Data for this exercise below:
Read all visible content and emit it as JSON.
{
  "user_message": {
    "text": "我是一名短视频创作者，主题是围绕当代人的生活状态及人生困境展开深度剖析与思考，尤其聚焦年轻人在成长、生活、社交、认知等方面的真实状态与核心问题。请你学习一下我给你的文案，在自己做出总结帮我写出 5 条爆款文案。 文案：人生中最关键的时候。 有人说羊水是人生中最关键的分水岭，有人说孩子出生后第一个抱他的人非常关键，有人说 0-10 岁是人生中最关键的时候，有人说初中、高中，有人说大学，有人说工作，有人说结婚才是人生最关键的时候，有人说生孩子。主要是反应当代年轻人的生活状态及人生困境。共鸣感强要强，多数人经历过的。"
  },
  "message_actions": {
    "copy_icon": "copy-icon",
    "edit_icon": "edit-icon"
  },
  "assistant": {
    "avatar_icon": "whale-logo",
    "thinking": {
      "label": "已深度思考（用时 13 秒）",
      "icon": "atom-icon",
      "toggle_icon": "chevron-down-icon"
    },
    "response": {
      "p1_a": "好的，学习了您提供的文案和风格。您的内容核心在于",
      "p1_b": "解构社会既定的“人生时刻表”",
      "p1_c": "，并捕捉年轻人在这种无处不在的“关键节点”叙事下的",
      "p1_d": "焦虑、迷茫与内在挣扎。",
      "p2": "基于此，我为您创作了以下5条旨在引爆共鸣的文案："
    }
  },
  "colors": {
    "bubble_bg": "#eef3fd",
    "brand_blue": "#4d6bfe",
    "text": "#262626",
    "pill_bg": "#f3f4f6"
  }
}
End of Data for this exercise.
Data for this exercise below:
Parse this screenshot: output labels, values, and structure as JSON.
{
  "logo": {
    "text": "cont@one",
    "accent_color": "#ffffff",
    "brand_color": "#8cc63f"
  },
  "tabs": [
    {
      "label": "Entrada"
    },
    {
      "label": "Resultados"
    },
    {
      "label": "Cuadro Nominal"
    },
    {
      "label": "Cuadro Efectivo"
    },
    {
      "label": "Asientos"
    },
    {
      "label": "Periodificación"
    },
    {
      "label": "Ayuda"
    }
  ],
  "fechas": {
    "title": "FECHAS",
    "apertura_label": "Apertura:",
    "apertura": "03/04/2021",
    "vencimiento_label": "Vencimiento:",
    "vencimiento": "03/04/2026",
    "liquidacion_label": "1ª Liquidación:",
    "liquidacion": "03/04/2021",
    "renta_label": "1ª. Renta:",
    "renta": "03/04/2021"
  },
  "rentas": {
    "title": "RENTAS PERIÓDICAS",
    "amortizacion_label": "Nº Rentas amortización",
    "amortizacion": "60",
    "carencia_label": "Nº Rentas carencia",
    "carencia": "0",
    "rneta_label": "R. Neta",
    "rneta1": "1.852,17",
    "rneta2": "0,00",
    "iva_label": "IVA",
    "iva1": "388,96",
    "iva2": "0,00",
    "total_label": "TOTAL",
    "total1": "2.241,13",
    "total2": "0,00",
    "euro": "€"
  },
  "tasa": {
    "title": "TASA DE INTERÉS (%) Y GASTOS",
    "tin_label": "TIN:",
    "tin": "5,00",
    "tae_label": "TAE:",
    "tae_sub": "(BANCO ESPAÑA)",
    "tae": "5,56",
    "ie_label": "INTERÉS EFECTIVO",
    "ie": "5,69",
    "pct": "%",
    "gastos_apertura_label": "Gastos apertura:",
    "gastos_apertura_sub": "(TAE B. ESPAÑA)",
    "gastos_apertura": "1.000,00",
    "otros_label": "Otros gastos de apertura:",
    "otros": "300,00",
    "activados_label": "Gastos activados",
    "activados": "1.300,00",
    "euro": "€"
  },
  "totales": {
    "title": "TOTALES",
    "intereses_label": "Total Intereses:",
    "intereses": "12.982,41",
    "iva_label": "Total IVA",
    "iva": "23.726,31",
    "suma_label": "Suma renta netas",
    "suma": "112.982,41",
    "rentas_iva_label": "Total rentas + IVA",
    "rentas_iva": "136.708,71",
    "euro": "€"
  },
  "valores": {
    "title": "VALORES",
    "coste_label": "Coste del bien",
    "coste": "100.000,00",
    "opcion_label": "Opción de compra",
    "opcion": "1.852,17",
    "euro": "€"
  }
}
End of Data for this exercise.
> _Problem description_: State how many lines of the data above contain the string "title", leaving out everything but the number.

> _Response box_: 5